*** Block opens ***
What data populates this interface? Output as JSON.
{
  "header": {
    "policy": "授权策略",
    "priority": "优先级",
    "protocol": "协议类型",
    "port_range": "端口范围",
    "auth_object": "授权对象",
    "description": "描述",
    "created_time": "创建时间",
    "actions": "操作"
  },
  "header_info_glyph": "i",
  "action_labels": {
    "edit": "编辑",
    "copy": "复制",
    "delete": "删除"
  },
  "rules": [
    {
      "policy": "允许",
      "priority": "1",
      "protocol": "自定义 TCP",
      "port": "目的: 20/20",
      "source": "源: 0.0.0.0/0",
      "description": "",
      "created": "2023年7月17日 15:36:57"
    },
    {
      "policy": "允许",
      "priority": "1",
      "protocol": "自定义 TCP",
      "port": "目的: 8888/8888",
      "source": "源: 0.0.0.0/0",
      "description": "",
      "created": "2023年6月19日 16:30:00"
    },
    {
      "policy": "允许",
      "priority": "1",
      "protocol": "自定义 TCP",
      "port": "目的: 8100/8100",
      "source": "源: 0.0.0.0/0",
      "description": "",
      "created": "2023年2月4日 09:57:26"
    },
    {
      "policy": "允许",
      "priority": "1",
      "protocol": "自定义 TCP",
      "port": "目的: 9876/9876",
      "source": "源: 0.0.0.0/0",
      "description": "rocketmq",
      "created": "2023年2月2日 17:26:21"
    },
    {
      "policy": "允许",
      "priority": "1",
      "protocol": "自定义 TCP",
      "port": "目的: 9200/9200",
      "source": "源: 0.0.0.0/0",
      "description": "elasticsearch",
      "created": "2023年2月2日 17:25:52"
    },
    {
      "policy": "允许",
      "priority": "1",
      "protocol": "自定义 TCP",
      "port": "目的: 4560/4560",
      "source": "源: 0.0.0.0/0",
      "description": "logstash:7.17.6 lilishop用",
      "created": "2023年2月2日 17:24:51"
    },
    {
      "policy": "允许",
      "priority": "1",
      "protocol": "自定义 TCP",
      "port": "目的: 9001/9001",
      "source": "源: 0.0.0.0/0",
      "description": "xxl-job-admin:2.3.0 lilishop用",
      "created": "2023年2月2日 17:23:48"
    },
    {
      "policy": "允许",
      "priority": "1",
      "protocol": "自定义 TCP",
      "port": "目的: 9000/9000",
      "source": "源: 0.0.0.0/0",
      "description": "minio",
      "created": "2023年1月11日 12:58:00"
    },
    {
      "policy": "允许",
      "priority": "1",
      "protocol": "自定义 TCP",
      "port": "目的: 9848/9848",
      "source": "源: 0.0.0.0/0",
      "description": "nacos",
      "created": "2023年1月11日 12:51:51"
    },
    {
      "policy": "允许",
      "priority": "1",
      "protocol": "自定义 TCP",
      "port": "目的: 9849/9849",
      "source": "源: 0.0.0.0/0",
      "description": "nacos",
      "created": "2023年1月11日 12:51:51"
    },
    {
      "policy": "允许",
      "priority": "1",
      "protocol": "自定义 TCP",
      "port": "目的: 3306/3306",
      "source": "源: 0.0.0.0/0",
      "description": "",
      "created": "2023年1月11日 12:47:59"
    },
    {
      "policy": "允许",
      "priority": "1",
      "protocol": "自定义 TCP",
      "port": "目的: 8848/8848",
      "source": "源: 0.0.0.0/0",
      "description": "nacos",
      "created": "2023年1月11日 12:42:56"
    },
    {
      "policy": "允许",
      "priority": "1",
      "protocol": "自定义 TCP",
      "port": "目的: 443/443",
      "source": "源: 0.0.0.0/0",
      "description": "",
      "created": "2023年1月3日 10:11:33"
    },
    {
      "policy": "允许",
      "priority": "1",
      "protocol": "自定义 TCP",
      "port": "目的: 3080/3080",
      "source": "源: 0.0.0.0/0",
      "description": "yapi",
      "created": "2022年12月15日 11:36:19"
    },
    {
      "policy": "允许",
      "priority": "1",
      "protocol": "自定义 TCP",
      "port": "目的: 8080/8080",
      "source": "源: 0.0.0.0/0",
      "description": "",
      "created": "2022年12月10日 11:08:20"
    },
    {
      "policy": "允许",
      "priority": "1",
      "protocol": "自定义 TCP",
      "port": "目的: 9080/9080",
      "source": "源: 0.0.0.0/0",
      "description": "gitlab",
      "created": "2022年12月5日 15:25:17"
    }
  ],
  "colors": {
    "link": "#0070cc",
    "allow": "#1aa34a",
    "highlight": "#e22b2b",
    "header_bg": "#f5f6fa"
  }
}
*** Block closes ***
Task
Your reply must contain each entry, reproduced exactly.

Answer for this exercise
What data populates this interface? Output as JSON.
{
  "header": {
    "policy": "授权策略",
    "priority": "优先级",
    "protocol": "协议类型",
    "port_range": "端口范围",
    "auth_object": "授权对象",
    "description": "描述",
    "created_time": "创建时间",
    "actions": "操作"
  },
  "header_info_glyph": "i",
  "action_labels": {
    "edit": "编辑",
    "copy": "复制",
    "delete": "删除"
  },
  "rules": [
    {
      "policy": "允许",
      "priority": "1",
      "protocol": "自定义 TCP",
      "port": "目的: 20/20",
      "source": "源: 0.0.0.0/0",
      "description": "",
      "created": "2023年7月17日 15:36:57"
    },
    {
      "policy": "允许",
      "priority": "1",
      "protocol": "自定义 TCP",
      "port": "目的: 8888/8888",
      "source": "源: 0.0.0.0/0",
      "description": "",
      "created": "2023年6月19日 16:30:00"
    },
    {
      "policy": "允许",
      "priority": "1",
      "protocol": "自定义 TCP",
      "port": "目的: 8100/8100",
      "source": "源: 0.0.0.0/0",
      "description": "",
      "created": "2023年2月4日 09:57:26"
    },
    {
      "policy": "允许",
      "priority": "1",
      "protocol": "自定义 TCP",
      "port": "目的: 9876/9876",
      "source": "源: 0.0.0.0/0",
      "description": "rocketmq",
      "created": "2023年2月2日 17:26:21"
    },
    {
      "policy": "允许",
      "priority": "1",
      "protocol": "自定义 TCP",
      "port": "目的: 9200/9200",
      "source": "源: 0.0.0.0/0",
      "description": "elasticsearch",
      "created": "2023年2月2日 17:25:52"
    },
    {
      "policy": "允许",
      "priority": "1",
      "protocol": "自定义 TCP",
      "port": "目的: 4560/4560",
      "source": "源: 0.0.0.0/0",
      "description": "logstash:7.17.6 lilishop用",
      "created": "2023年2月2日 17:24:51"
    },
    {
      "policy": "允许",
      "priority": "1",
      "protocol": "自定义 TCP",
      "port": "目的: 9001/9001",
      "source": "源: 0.0.0.0/0",
      "description": "xxl-job-admin:2.3.0 lilishop用",
      "created": "2023年2月2日 17:23:48"
    },
    {
      "policy": "允许",
      "priority": "1",
      "protocol": "自定义 TCP",
      "port": "目的: 9000/9000",
      "source": "源: 0.0.0.0/0",
      "description": "minio",
      "created": "2023年1月11日 12:58:00"
    },
    {
      "policy": "允许",
      "priority": "1",
      "protocol": "自定义 TCP",
      "port": "目的: 9848/9848",
      "source": "源: 0.0.0.0/0",
      "description": "nacos",
      "created": "2023年1月11日 12:51:51"
    },
    {
      "policy": "允许",
      "priority": "1",
      "protocol": "自定义 TCP",
      "port": "目的: 9849/9849",
      "source": "源: 0.0.0.0/0",
      "description": "nacos",
      "created": "2023年1月11日 12:51:51"
    },
    {
      "policy": "允许",
      "priority": "1",
      "protocol": "自定义 TCP",
      "port": "目的: 3306/3306",
      "source": "源: 0.0.0.0/0",
      "description": "",
      "created": "2023年1月11日 12:47:59"
    },
    {
      "policy": "允许",
      "priority": "1",
      "protocol": "自定义 TCP",
      "port": "目的: 8848/8848",
      "source": "源: 0.0.0.0/0",
      "description": "nacos",
      "created": "2023年1月11日 12:42:56"
    },
    {
      "policy": "允许",
      "priority": "1",
      "protocol": "自定义 TCP",
      "port": "目的: 443/443",
      "source": "源: 0.0.0.0/0",
      "description": "",
      "created": "2023年1月3日 10:11:33"
    },
    {
      "policy": "允许",
      "priority": "1",
      "protocol": "自定义 TCP",
      "port": "目的: 3080/3080",
      "source": "源: 0.0.0.0/0",
      "description": "yapi",
      "created": "2022年12月15日 11:36:19"
    },
    {
      "policy": "允许",
      "priority": "1",
      "protocol": "自定义 TCP",
      "port": "目的: 8080/8080",
      "source": "源: 0.0.0.0/0",
      "description": "",
      "created": "2022年12月10日 11:08:20"
    },
    {
      "policy": "允许",
      "priority": "1",
      "protocol": "自定义 TCP",
      "port": "目的: 9080/9080",
      "source": "源: 0.0.0.0/0",
      "description": "gitlab",
      "created": "2022年12月5日 15:25:17"
    }
  ],
  "colors": {
    "link": "#0070cc",
    "allow": "#1aa34a",
    "highlight": "#e22b2b",
    "header_bg": "#f5f6fa"
  }
}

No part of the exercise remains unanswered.